The Los Angeles Department of Transportation (LADOT) has placed the largest order for electric busses ever seen in the United States as the city looks to become more eco-friendly in time for when it hosts the 2028 Olympic and Paralympic Games.
Los Angeles Mayor Eric Garcetti wants the city's bus fleet to produce zero emissions by the time the city hosts the Olympics for the third time in history.
That pledge was a key component of an Executive Directive he has signed - titled "L.A.’s Green New Deal: Leading By Example" - promising a decade of action to fight the climate crisis.
"The clean transportation revolution is not a distant dream - it’s happening on LA’s streets right now," Garcetti said.
"Seeing these zero-emission buses rolling down our roads in the years ahead will bring us one step closer to realising our vision of cleaner air, lower emissions, healthier communities, and a more sustainable future for all Angelenos."
In total, 155 busses have been ordered.
The majority will be K7M busses manufactured by Chinese company BYD, reported Mass Transit.
We've come a long way in 40 years. Check out what the #DASH bus looked like in 1985, 2000, and 2020. Today we're working on becoming a 100% zero-emission fleet by 2028. @ladottransit#L4D0T #LADOT40 #Anniversary #TBT pic.twitter.com/e5SeoHEdPX— LADOT (@LADOTofficial) February 21, 2020
Garcetti made the announcement at a new LADOT yard for buss maintenance.
It features many solar panels and charging points so can service 70 busses and is also certified platinum - the best rating - by Leadership in Energy and Environmental Design.

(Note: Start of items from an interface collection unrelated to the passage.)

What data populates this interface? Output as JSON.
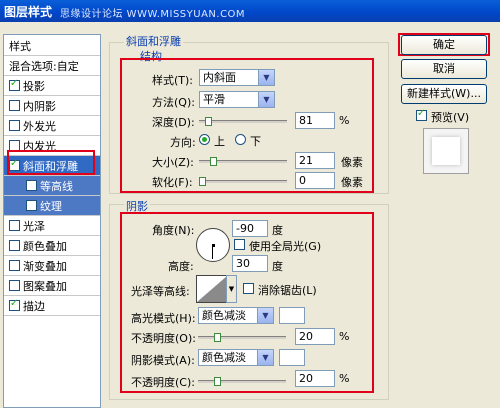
{
  "window": {
    "title": "图层样式",
    "watermark": "思缘设计论坛 WWW.MISSYUAN.COM"
  },
  "sidebar": {
    "items": [
      {
        "label": "样式",
        "checkbox": false,
        "checked": false
      },
      {
        "label": "混合选项:自定",
        "checkbox": false,
        "checked": false
      },
      {
        "label": "投影",
        "checkbox": true,
        "checked": true
      },
      {
        "label": "内阴影",
        "checkbox": true,
        "checked": false
      },
      {
        "label": "外发光",
        "checkbox": true,
        "checked": false
      },
      {
        "label": "内发光",
        "checkbox": true,
        "checked": false
      },
      {
        "label": "斜面和浮雕",
        "checkbox": true,
        "checked": true,
        "selected": true
      },
      {
        "label": "等高线",
        "checkbox": true,
        "checked": false,
        "sub": true
      },
      {
        "label": "纹理",
        "checkbox": true,
        "checked": false,
        "sub": true
      },
      {
        "label": "光泽",
        "checkbox": true,
        "checked": false
      },
      {
        "label": "颜色叠加",
        "checkbox": true,
        "checked": false
      },
      {
        "label": "渐变叠加",
        "checkbox": true,
        "checked": false
      },
      {
        "label": "图案叠加",
        "checkbox": true,
        "checked": false
      },
      {
        "label": "描边",
        "checkbox": true,
        "checked": true
      }
    ]
  },
  "bevel": {
    "section_title": "斜面和浮雕",
    "structure_title": "结构",
    "style_label": "样式(T):",
    "style_value": "内斜面",
    "technique_label": "方法(Q):",
    "technique_value": "平滑",
    "depth_label": "深度(D):",
    "depth_value": "81",
    "depth_unit": "%",
    "depth_level": 0.08,
    "direction_label": "方向:",
    "direction_up": "上",
    "direction_down": "下",
    "direction_selected": "up",
    "size_label": "大小(Z):",
    "size_value": "21",
    "size_unit": "像素",
    "size_level": 0.14,
    "soften_label": "软化(F):",
    "soften_value": "0",
    "soften_unit": "像素",
    "soften_level": 0.0
  },
  "shading": {
    "title": "阴影",
    "angle_label": "角度(N):",
    "angle_value": "-90",
    "angle_unit": "度",
    "global_light_label": "使用全局光(G)",
    "altitude_label": "高度:",
    "altitude_value": "30",
    "altitude_unit": "度",
    "gloss_label": "光泽等高线:",
    "antialias_label": "消除锯齿(L)",
    "highlight_mode_label": "高光模式(H):",
    "highlight_mode_value": "颜色减淡",
    "highlight_opacity_label": "不透明度(O):",
    "highlight_opacity_value": "20",
    "highlight_opacity_unit": "%",
    "highlight_opacity_level": 0.2,
    "shadow_mode_label": "阴影模式(A):",
    "shadow_mode_value": "颜色减淡",
    "shadow_opacity_label": "不透明度(C):",
    "shadow_opacity_value": "20",
    "shadow_opacity_unit": "%",
    "shadow_opacity_level": 0.2
  },
  "buttons": {
    "ok": "确定",
    "cancel": "取消",
    "new_style": "新建样式(W)...",
    "preview": "预览(V)"
  },
  "colors": {
    "accent_red": "#e0001a",
    "selection_blue": "#316ac5",
    "titlebar_blue": "#0a5fd8"
  }
}
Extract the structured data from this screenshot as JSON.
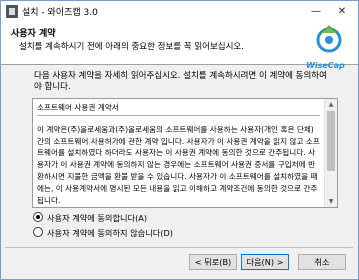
{
  "window": {
    "title": "설치 - 와이즈캡 3.0",
    "minimize_icon": "minimize-icon",
    "close_icon": "close-icon"
  },
  "header": {
    "title": "사용자 계약",
    "subtitle": "설치를 계속하시기 전에 아래의 중요한 정보를 꼭 읽어보십시오.",
    "logo_text": "WiseCap"
  },
  "instructions": "다음 사용자 계약을 자세히 읽어주십시오. 설치를 계속하시려면 이 계약에 동의하여야 합니다.",
  "license": {
    "title": "소프트웨어 사용권 계약서",
    "body": "이 계약은(주)올로세움과(주)올로세움의 소프트웨어를 사용하는 사용자(개인 혹은 단체)간의 소프트웨어 사용허가에 관한 계약 입니다. 사용자가 이 사용권 계약을 읽지 않고 소프트웨어를 설치하였다 하더라도 사용자는 이 사용권 계약에 동의한 것으로 간주됩니다. 사용자가 이 사용권 계약에 동의하지 않는 경우에는 소프트웨어 사용권 증서를 구입처에 반환하시면 지불한 금액을 환불 받을 수 있습니다. 사용자가 이 소프트웨어를 설치하였을 때에는, 이 사용계약서에 명시된 모든 내용을 읽고 이해하고 계약조건에 동의한 것으로 간주됩니다."
  },
  "options": {
    "accept": "사용자 계약에 동의합니다(A)",
    "decline": "사용자 계약에 동의하지 않습니다(D)",
    "selected": "accept"
  },
  "footer": {
    "separator_label": "",
    "back": "< 뒤로(B)",
    "next": "다음(N) >",
    "cancel": "취소"
  }
}
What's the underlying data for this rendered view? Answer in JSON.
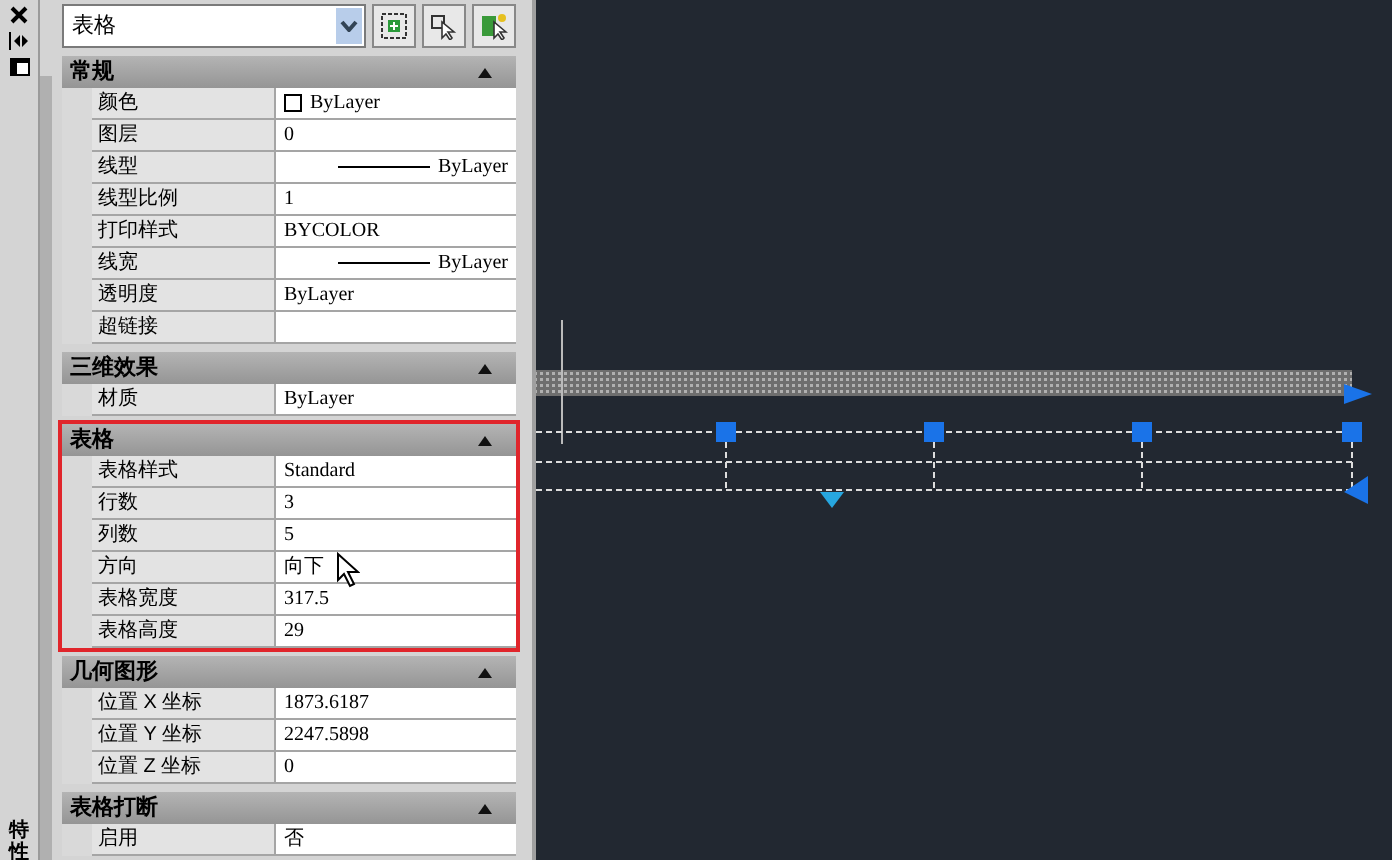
{
  "side_strip": {
    "title": "特性"
  },
  "selector": {
    "value": "表格"
  },
  "sections": [
    {
      "title": "常规",
      "expanded": true,
      "highlighted": false,
      "rows": [
        {
          "label": "颜色",
          "value": "ByLayer",
          "kind": "color"
        },
        {
          "label": "图层",
          "value": "0",
          "kind": "text"
        },
        {
          "label": "线型",
          "value": "ByLayer",
          "kind": "line"
        },
        {
          "label": "线型比例",
          "value": "1",
          "kind": "text"
        },
        {
          "label": "打印样式",
          "value": "BYCOLOR",
          "kind": "text"
        },
        {
          "label": "线宽",
          "value": "ByLayer",
          "kind": "line"
        },
        {
          "label": "透明度",
          "value": "ByLayer",
          "kind": "text"
        },
        {
          "label": "超链接",
          "value": "",
          "kind": "text"
        }
      ]
    },
    {
      "title": "三维效果",
      "expanded": true,
      "highlighted": false,
      "rows": [
        {
          "label": "材质",
          "value": "ByLayer",
          "kind": "text"
        }
      ]
    },
    {
      "title": "表格",
      "expanded": true,
      "highlighted": true,
      "rows": [
        {
          "label": "表格样式",
          "value": "Standard",
          "kind": "text"
        },
        {
          "label": "行数",
          "value": "3",
          "kind": "text"
        },
        {
          "label": "列数",
          "value": "5",
          "kind": "text"
        },
        {
          "label": "方向",
          "value": "向下",
          "kind": "text"
        },
        {
          "label": "表格宽度",
          "value": "317.5",
          "kind": "text"
        },
        {
          "label": "表格高度",
          "value": "29",
          "kind": "text"
        }
      ]
    },
    {
      "title": "几何图形",
      "expanded": true,
      "highlighted": false,
      "rows": [
        {
          "label": "位置 X 坐标",
          "value": "1873.6187",
          "kind": "text"
        },
        {
          "label": "位置 Y 坐标",
          "value": "2247.5898",
          "kind": "text"
        },
        {
          "label": "位置 Z 坐标",
          "value": "0",
          "kind": "text"
        }
      ]
    },
    {
      "title": "表格打断",
      "expanded": true,
      "highlighted": false,
      "rows": [
        {
          "label": "启用",
          "value": "否",
          "kind": "text"
        }
      ]
    }
  ]
}
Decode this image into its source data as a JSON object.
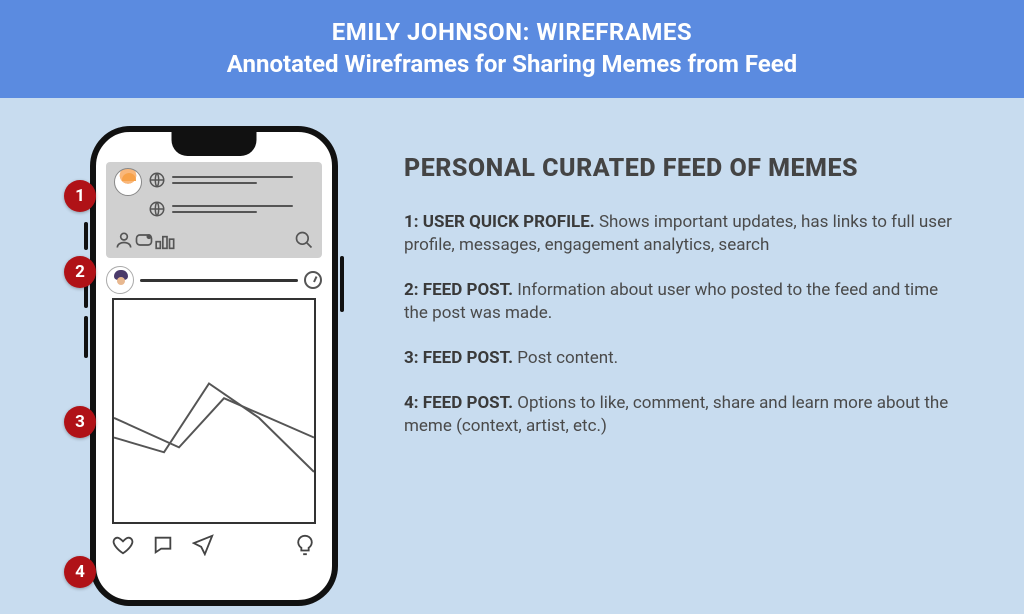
{
  "header": {
    "title": "EMILY JOHNSON: WIREFRAMES",
    "subtitle": "Annotated Wireframes for Sharing Memes from Feed"
  },
  "section_title": "PERSONAL CURATED FEED OF MEMES",
  "annotations": [
    {
      "num": "1",
      "label": "1: USER QUICK PROFILE.",
      "text": " Shows important updates, has links to full user profile, messages, engagement analytics, search"
    },
    {
      "num": "2",
      "label": "2: FEED POST.",
      "text": " Information about user who posted to the feed and time the post was made."
    },
    {
      "num": "3",
      "label": "3: FEED POST.",
      "text": " Post content."
    },
    {
      "num": "4",
      "label": "4: FEED POST.",
      "text": " Options to like, comment, share and learn more about the meme (context, artist, etc.)"
    }
  ]
}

"Los Angeles is making a bold investment in a clean transportation future," Seleta Reynolds, LADOT general manager, said.
"These 155 buses will save the city money on fuel costs and improve air quality and health for families across the region we serve."
Los Angeles is the largest city in California, a state which has witnessed first-hand the devastating effects of the climate crisis.
One of the worst droughts in California history led to restrictions on water use in recent years, while more than 100 people were killed by wildfires in 2018 and as 765,000 hectares burned.